What is being asked: Reproduce every record below word for word and include no pictures.
Start of Provided information
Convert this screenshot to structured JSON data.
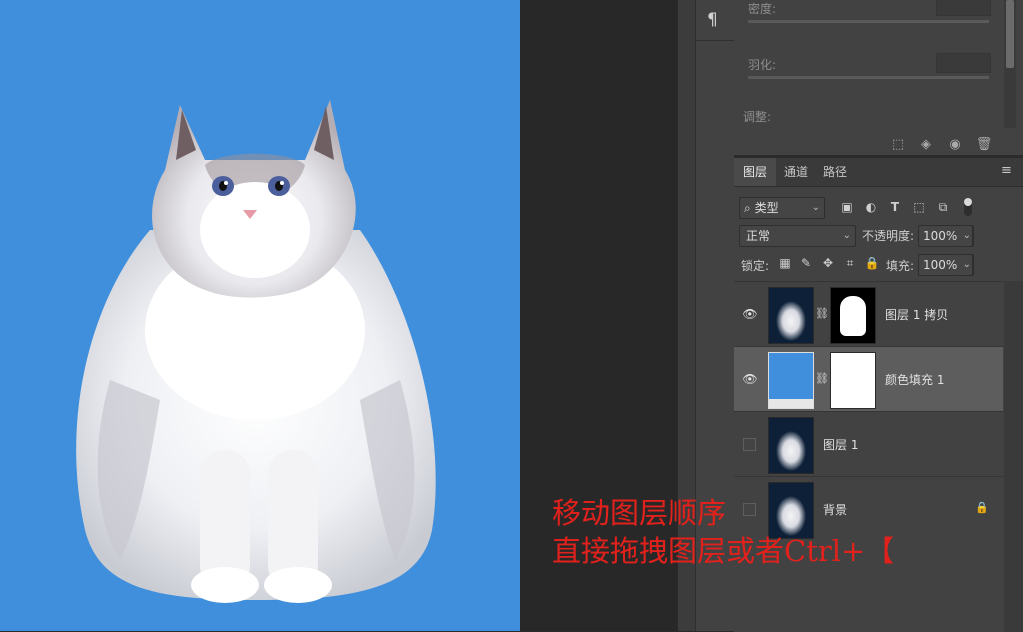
{
  "colors": {
    "canvas_bg": "#408fdc",
    "annotation": "#e3211c",
    "panel_bg": "#424242",
    "selected_row": "#5d5d5d"
  },
  "tool_strip": {
    "paragraph_icon": "¶"
  },
  "properties": {
    "density_label": "密度:",
    "feather_label": "羽化:",
    "adjust_label": "调整:",
    "buttons": [
      "selection-icon",
      "apply-mask-icon",
      "eye-icon",
      "trash-icon"
    ]
  },
  "layers_panel": {
    "tabs": [
      "图层",
      "通道",
      "路径"
    ],
    "active_tab": "图层",
    "filter_kind": "类型",
    "blend_mode": "正常",
    "opacity_label": "不透明度:",
    "opacity_value": "100%",
    "lock_label": "锁定:",
    "fill_label": "填充:",
    "fill_value": "100%",
    "layers": [
      {
        "name": "图层 1 拷贝",
        "visible": true,
        "selected": false
      },
      {
        "name": "颜色填充 1",
        "visible": true,
        "selected": true
      },
      {
        "name": "图层 1",
        "visible": false,
        "selected": false
      },
      {
        "name": "背景",
        "visible": false,
        "selected": false,
        "locked": true
      }
    ]
  },
  "annotation": {
    "line1": "移动图层顺序",
    "line2": "直接拖拽图层或者Ctrl+【"
  }
}
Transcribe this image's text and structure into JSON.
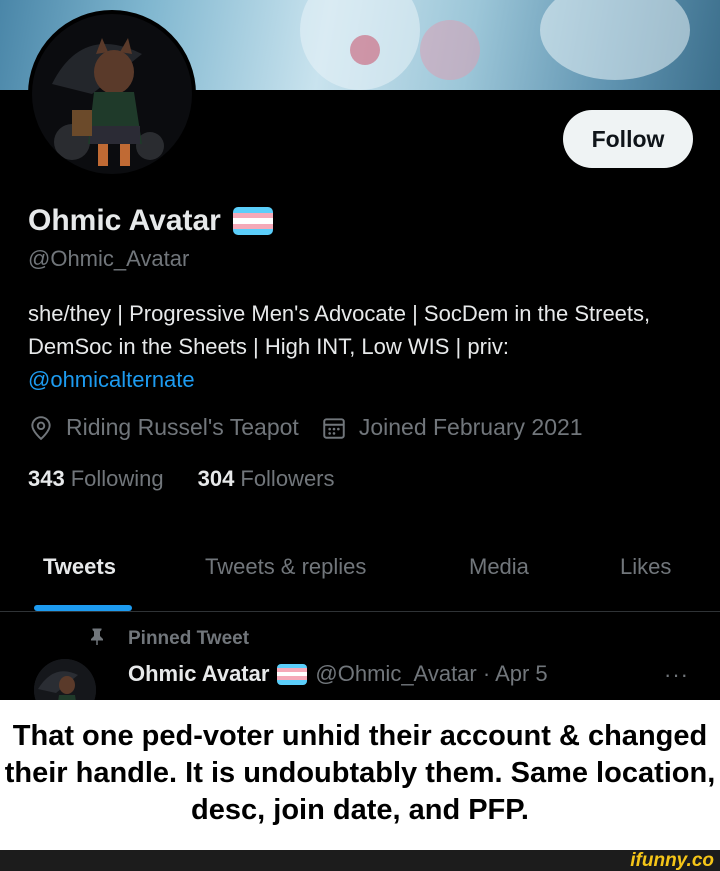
{
  "profile": {
    "display_name": "Ohmic Avatar",
    "handle": "@Ohmic_Avatar",
    "follow_label": "Follow",
    "bio_text": "she/they | Progressive Men's Advocate | SocDem in the Streets, DemSoc in the Sheets | High INT, Low WIS | priv:",
    "bio_mention": "@ohmicalternate",
    "location": "Riding Russel's Teapot",
    "joined": "Joined February 2021",
    "following_count": "343",
    "following_label": "Following",
    "followers_count": "304",
    "followers_label": "Followers",
    "flag_colors": [
      "#5bcefa",
      "#f5a9b8",
      "#ffffff",
      "#f5a9b8",
      "#5bcefa"
    ]
  },
  "tabs": [
    {
      "label": "Tweets",
      "active": true
    },
    {
      "label": "Tweets & replies",
      "active": false
    },
    {
      "label": "Media",
      "active": false
    },
    {
      "label": "Likes",
      "active": false
    }
  ],
  "pinned_tweet": {
    "pinned_label": "Pinned Tweet",
    "author_name": "Ohmic Avatar",
    "author_handle_date": "@Ohmic_Avatar · Apr 5",
    "more_label": "···"
  },
  "caption": {
    "text": "That one ped-voter unhid their account & changed their handle. It is undoubtably them. Same location, desc, join date, and PFP."
  },
  "watermark": "ifunny.co",
  "colors": {
    "accent": "#1d9bf0",
    "muted": "#71767b",
    "background": "#000000"
  }
}
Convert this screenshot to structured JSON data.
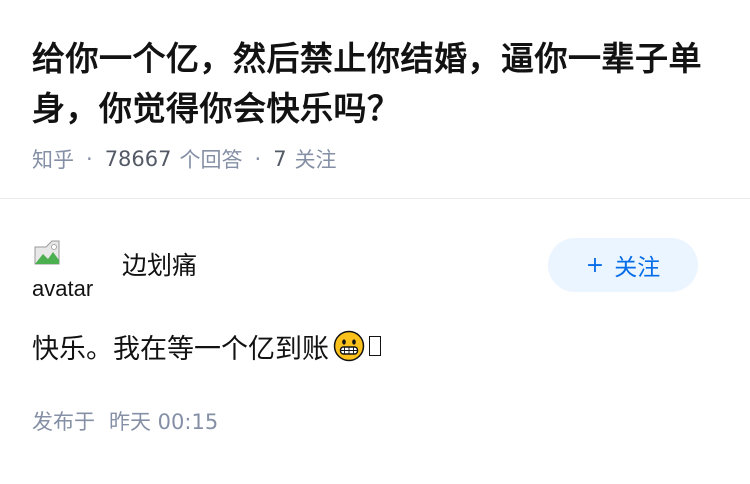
{
  "question": {
    "title": "给你一个亿，然后禁止你结婚，逼你一辈子单身，你觉得你会快乐吗？",
    "source": "知乎",
    "separator": "·",
    "answer_count": "78667",
    "answer_label": "个回答",
    "follow_count": "7",
    "follow_label": "关注"
  },
  "answer": {
    "avatar_alt": "avatar",
    "author_name": "边划痛",
    "follow_button": {
      "plus": "+",
      "label": "关注"
    },
    "content": "快乐。我在等一个亿到账",
    "emoji_icon": "grinning-face-icon",
    "published_label": "发布于",
    "published_time": "昨天 00:15"
  },
  "colors": {
    "accent": "#056de8",
    "button_bg": "#ebf5ff",
    "meta_text": "#8590a6",
    "title_text": "#121212"
  }
}
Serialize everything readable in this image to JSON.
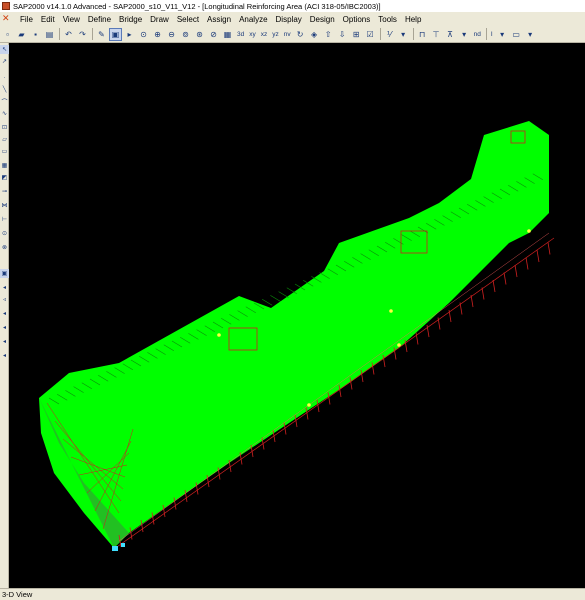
{
  "window": {
    "title": "SAP2000 v14.1.0 Advanced  - SAP2000_s10_V11_V12 - [Longitudinal Reinforcing Area  (ACI 318-05/IBC2003)]"
  },
  "menu": [
    "File",
    "Edit",
    "View",
    "Define",
    "Bridge",
    "Draw",
    "Select",
    "Assign",
    "Analyze",
    "Display",
    "Design",
    "Options",
    "Tools",
    "Help"
  ],
  "toolbar": {
    "view_3d": "3d",
    "view_xy": "xy",
    "view_xz": "xz",
    "view_yz": "yz",
    "view_nv": "nv",
    "view_nd": "nd",
    "section_label": "I"
  },
  "view": {
    "label": "3-D View",
    "background": "#000000",
    "frame_color": "#00ff00",
    "reinforcing_color": "#cc2020",
    "highlight_color": "#ffff40",
    "support_color": "#40e0ff"
  },
  "statusbar": {
    "text": "3-D View"
  }
}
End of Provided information
Your solution:
Convert this screenshot to structured JSON data.
{
  "colors": {
    "canvas_bg": "#408fdc",
    "annotation": "#e3211c",
    "panel_bg": "#424242",
    "selected_row": "#5d5d5d"
  },
  "tool_strip": {
    "paragraph_icon": "¶"
  },
  "properties": {
    "density_label": "密度:",
    "feather_label": "羽化:",
    "adjust_label": "调整:",
    "buttons": [
      "selection-icon",
      "apply-mask-icon",
      "eye-icon",
      "trash-icon"
    ]
  },
  "layers_panel": {
    "tabs": [
      "图层",
      "通道",
      "路径"
    ],
    "active_tab": "图层",
    "filter_kind": "类型",
    "blend_mode": "正常",
    "opacity_label": "不透明度:",
    "opacity_value": "100%",
    "lock_label": "锁定:",
    "fill_label": "填充:",
    "fill_value": "100%",
    "layers": [
      {
        "name": "图层 1 拷贝",
        "visible": true,
        "selected": false
      },
      {
        "name": "颜色填充 1",
        "visible": true,
        "selected": true
      },
      {
        "name": "图层 1",
        "visible": false,
        "selected": false
      },
      {
        "name": "背景",
        "visible": false,
        "selected": false,
        "locked": true
      }
    ]
  },
  "annotation": {
    "line1": "移动图层顺序",
    "line2": "直接拖拽图层或者Ctrl+【"
  }
}
Transcribe this image's text and structure into JSON.
{
  "profile": {
    "display_name": "Ohmic Avatar",
    "handle": "@Ohmic_Avatar",
    "follow_label": "Follow",
    "bio_text": "she/they | Progressive Men's Advocate | SocDem in the Streets, DemSoc in the Sheets | High INT, Low WIS | priv:",
    "bio_mention": "@ohmicalternate",
    "location": "Riding Russel's Teapot",
    "joined": "Joined February 2021",
    "following_count": "343",
    "following_label": "Following",
    "followers_count": "304",
    "followers_label": "Followers",
    "flag_colors": [
      "#5bcefa",
      "#f5a9b8",
      "#ffffff",
      "#f5a9b8",
      "#5bcefa"
    ]
  },
  "tabs": [
    {
      "label": "Tweets",
      "active": true
    },
    {
      "label": "Tweets & replies",
      "active": false
    },
    {
      "label": "Media",
      "active": false
    },
    {
      "label": "Likes",
      "active": false
    }
  ],
  "pinned_tweet": {
    "pinned_label": "Pinned Tweet",
    "author_name": "Ohmic Avatar",
    "author_handle_date": "@Ohmic_Avatar · Apr 5",
    "more_label": "···"
  },
  "caption": {
    "text": "That one ped-voter unhid their account & changed their handle. It is undoubtably them. Same location, desc, join date, and PFP."
  },
  "watermark": "ifunny.co",
  "colors": {
    "accent": "#1d9bf0",
    "muted": "#71767b",
    "background": "#000000"
  }
}
Convert this screenshot to structured JSON data.
{
  "question": {
    "title": "给你一个亿，然后禁止你结婚，逼你一辈子单身，你觉得你会快乐吗？",
    "source": "知乎",
    "separator": "·",
    "answer_count": "78667",
    "answer_label": "个回答",
    "follow_count": "7",
    "follow_label": "关注"
  },
  "answer": {
    "avatar_alt": "avatar",
    "author_name": "边划痛",
    "follow_button": {
      "plus": "+",
      "label": "关注"
    },
    "content": "快乐。我在等一个亿到账",
    "emoji_icon": "grinning-face-icon",
    "published_label": "发布于",
    "published_time": "昨天 00:15"
  },
  "colors": {
    "accent": "#056de8",
    "button_bg": "#ebf5ff",
    "meta_text": "#8590a6",
    "title_text": "#121212"
  }
}
Serialize everything readable in this image to JSON.
{
  "window": {
    "title": "SAP2000 v14.1.0 Advanced  - SAP2000_s10_V11_V12 - [Longitudinal Reinforcing Area  (ACI 318-05/IBC2003)]"
  },
  "menu": [
    "File",
    "Edit",
    "View",
    "Define",
    "Bridge",
    "Draw",
    "Select",
    "Assign",
    "Analyze",
    "Display",
    "Design",
    "Options",
    "Tools",
    "Help"
  ],
  "toolbar": {
    "view_3d": "3d",
    "view_xy": "xy",
    "view_xz": "xz",
    "view_yz": "yz",
    "view_nv": "nv",
    "view_nd": "nd",
    "section_label": "I"
  },
  "view": {
    "label": "3-D View",
    "background": "#000000",
    "frame_color": "#00ff00",
    "reinforcing_color": "#cc2020",
    "highlight_color": "#ffff40",
    "support_color": "#40e0ff"
  },
  "statusbar": {
    "text": "3-D View"
  }
}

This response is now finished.